━━━━━ Data for this exercise
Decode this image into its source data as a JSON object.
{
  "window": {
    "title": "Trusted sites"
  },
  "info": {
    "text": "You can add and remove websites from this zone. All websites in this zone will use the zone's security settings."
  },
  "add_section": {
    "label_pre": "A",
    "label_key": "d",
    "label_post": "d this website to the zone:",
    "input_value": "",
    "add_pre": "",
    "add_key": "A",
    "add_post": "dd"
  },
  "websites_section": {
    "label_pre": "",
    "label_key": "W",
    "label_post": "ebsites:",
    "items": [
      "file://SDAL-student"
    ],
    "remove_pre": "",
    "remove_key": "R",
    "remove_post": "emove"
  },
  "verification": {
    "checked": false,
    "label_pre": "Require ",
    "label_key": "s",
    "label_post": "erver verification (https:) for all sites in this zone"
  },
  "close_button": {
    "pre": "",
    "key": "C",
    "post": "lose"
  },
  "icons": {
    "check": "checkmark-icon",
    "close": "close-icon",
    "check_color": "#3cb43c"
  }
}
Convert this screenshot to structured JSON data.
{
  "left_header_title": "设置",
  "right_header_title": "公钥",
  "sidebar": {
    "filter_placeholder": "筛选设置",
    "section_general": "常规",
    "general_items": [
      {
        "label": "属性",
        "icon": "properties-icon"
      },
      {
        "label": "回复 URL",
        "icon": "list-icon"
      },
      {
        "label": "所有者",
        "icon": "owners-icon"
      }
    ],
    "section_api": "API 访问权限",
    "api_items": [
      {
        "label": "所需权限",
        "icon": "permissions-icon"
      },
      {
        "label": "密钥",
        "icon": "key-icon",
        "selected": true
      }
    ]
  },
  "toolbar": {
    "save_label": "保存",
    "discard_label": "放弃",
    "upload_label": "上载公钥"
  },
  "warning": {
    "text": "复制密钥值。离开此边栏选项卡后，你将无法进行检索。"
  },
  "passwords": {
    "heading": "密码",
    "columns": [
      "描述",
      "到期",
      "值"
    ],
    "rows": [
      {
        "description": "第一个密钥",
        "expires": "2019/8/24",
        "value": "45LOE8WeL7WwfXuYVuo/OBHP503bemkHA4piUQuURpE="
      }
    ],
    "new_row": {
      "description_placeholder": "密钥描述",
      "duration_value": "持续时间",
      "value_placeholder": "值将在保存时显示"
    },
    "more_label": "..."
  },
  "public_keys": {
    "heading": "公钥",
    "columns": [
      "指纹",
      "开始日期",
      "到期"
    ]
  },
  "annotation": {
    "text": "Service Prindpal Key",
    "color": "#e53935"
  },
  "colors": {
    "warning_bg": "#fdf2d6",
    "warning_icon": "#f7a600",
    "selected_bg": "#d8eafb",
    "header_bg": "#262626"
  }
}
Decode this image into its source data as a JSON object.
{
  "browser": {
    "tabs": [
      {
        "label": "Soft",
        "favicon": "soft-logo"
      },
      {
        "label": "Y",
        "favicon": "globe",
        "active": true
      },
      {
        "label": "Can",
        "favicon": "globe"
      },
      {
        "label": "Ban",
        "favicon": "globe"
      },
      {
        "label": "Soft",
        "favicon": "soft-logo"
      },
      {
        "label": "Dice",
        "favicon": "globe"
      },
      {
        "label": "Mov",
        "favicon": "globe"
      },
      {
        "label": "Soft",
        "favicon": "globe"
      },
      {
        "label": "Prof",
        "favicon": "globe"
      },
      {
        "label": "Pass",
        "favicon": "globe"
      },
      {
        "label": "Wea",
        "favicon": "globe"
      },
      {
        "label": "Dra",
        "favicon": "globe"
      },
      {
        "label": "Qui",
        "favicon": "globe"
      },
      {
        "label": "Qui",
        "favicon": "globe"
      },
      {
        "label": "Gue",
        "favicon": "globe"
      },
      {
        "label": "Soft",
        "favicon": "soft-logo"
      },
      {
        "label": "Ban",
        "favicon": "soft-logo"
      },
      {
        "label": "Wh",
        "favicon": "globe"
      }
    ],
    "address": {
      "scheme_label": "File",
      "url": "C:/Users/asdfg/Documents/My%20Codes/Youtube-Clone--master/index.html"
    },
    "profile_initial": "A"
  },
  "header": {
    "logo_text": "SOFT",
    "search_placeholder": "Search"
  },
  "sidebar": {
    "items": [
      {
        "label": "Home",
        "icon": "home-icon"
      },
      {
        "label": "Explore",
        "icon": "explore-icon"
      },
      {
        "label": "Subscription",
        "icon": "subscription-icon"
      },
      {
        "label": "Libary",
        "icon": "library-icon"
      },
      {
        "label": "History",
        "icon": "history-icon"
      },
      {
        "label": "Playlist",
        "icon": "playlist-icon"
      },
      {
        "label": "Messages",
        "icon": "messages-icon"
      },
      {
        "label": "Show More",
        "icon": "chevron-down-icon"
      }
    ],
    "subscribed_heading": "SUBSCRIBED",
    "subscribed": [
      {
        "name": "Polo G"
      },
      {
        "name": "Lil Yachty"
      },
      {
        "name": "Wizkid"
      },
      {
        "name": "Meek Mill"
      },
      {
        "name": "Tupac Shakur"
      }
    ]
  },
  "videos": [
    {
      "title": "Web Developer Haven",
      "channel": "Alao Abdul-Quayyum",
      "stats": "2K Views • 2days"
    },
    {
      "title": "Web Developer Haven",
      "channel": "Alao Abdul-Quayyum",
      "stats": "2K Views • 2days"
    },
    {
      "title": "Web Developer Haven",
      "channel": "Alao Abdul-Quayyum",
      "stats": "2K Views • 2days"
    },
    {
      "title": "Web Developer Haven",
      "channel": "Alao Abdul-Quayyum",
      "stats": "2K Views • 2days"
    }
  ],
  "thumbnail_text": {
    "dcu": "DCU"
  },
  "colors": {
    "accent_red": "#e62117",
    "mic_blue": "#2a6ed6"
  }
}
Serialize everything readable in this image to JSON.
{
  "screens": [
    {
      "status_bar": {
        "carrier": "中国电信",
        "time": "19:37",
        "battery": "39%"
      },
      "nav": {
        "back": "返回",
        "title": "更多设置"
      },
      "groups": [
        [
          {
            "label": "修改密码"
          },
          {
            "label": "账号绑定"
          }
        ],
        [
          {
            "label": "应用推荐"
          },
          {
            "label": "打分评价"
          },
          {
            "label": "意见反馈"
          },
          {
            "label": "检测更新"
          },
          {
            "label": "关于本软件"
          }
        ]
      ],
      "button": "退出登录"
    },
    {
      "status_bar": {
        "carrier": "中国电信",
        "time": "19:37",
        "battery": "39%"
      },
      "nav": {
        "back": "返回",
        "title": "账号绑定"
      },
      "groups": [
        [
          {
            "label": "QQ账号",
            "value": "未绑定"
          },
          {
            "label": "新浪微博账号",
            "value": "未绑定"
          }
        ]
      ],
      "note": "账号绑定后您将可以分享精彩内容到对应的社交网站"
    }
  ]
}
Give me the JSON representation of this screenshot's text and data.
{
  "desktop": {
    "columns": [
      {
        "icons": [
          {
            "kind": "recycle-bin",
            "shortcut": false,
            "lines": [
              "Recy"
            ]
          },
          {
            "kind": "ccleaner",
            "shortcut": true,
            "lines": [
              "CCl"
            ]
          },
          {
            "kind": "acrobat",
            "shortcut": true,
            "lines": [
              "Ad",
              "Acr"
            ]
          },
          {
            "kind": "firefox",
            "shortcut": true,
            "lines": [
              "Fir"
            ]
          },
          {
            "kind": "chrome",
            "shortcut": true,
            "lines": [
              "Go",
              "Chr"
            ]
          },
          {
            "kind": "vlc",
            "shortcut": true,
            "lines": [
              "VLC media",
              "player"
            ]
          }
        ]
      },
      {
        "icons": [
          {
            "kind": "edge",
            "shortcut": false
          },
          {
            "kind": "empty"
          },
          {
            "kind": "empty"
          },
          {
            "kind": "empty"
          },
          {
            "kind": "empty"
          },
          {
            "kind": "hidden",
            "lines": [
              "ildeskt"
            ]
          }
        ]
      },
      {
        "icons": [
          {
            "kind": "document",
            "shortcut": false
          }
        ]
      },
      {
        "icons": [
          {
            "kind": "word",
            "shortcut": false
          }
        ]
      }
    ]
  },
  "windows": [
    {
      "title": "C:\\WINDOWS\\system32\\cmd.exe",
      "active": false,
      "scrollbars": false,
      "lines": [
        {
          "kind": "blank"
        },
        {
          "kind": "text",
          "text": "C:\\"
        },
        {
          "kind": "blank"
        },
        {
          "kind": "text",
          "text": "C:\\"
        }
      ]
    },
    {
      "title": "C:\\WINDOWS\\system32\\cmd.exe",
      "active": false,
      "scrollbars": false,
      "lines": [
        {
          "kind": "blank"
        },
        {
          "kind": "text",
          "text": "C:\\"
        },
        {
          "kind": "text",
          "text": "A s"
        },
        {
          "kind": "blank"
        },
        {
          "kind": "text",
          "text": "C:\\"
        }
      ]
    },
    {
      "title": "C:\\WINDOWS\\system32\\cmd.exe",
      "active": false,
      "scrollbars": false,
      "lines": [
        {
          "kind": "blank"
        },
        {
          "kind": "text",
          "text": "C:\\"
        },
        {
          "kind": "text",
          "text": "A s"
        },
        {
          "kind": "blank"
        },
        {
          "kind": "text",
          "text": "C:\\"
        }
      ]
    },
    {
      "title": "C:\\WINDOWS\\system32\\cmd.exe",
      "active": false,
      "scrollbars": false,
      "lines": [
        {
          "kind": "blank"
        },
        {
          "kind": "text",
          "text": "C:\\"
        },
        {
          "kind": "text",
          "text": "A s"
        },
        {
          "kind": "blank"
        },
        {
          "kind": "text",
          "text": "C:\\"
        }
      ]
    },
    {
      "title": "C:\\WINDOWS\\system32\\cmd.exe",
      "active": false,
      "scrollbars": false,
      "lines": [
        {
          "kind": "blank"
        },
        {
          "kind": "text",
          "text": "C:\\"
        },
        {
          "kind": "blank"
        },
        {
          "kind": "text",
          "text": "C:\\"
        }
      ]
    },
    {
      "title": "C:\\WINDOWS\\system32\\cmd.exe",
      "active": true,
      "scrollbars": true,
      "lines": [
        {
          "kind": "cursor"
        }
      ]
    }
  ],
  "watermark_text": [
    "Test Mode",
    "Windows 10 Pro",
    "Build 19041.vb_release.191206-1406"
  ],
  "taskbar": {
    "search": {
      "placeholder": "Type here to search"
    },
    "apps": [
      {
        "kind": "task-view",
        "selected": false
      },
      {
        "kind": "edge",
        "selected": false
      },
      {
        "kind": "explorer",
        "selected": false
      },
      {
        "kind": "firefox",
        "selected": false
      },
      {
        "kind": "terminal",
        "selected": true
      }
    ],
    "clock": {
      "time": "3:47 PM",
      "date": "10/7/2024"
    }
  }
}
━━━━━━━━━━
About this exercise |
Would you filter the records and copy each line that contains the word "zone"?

Answer |
    "text": "You can add and remove websites from this zone. All websites in this zone will use the zone's security settings."
    "label_post": "d this website to the zone:",
    "label_post": "erver verification (https:) for all sites in this zone"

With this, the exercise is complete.